In Pasadena, California, volunteers are putting the finishing touches on floats for the Rose Parade, which gets underway New Year's morning, at 11 a.m. EST. The event, seen on television in many countries, has 55 flower covered displays.
The parade floats are large and fanciful, and feature animated figures of children, birds and animals. Each square centimeter is covered with plant material - flowers, stems, leaves, stalks and seeds.
Hundreds of volunteers have worked around the clock to paste on decorations.
"It's like walking into a fantasy land," said one of the volunteers, Larry Palmer. "You have some of the biggest toys you can imagine, and they are all colorful, and they even smell nice."

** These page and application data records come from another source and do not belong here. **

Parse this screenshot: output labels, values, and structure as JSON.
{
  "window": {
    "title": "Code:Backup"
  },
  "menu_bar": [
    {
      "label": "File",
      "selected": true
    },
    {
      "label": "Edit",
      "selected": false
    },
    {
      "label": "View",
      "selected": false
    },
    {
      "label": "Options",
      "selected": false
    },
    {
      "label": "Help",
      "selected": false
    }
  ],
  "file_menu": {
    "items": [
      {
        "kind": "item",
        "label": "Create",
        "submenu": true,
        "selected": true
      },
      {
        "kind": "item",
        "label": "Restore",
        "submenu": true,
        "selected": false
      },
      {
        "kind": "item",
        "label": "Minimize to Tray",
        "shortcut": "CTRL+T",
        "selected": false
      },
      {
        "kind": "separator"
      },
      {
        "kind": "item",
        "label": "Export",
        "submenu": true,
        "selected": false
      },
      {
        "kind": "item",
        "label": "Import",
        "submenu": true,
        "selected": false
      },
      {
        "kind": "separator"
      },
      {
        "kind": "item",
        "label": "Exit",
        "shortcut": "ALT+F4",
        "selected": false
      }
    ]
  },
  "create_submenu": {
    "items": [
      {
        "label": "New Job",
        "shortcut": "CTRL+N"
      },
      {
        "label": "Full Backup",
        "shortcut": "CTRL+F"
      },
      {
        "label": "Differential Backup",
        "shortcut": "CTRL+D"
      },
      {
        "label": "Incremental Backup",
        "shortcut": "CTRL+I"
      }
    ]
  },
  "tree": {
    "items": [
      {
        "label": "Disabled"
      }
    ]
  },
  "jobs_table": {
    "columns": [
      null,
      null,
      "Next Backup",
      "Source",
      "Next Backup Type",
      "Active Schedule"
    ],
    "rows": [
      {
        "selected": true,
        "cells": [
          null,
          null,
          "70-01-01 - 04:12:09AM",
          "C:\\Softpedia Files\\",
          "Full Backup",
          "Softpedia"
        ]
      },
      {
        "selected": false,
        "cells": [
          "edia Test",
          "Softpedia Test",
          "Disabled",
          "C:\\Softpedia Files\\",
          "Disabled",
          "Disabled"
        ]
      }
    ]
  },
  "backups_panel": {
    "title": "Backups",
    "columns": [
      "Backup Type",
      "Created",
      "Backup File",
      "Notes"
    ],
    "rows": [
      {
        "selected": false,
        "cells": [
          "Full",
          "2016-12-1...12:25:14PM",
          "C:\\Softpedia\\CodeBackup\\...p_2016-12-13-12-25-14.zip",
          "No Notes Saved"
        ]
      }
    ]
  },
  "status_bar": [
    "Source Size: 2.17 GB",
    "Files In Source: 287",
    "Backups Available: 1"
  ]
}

The theme of this year's parade is Children's Dreams, Wishes and Imagination. Three popular hosts of children's television will serve as grand marshals: Bill Cosby, Art Linkletter and Fred Rogers.
Designer Raul Rodriguez supervised decoration of a float that features Gumby, an animated clay character. Many of the decorators are young fans.
"All the kids here are working on it," he explained. "They're putting everything from Chinese lentil to straw flower, brown millet, seaweed. And then when the hours come forward to the parade, all the precious flowers go on."
San Francisco resident Marsha Ryan has watched the parade before, but this year she came early to help with decorations.
"You see so differently when you're up close than you see it when you're in the parade, how they actually map things out, how they coordinate everything. It's really quite phenomenal," she said.
The Rose Parade, which is officially known as the Tournament of Roses, has been a New Year's tradition for 113 years. The event attracts up to one million spectators to the streets of Pasadena, and up to 400 million around the world on television.
The parade is followed by the Rose Bowl game, a college football match, which this year pits the Washington State University Cougars against the University of Oklahoma Sooners.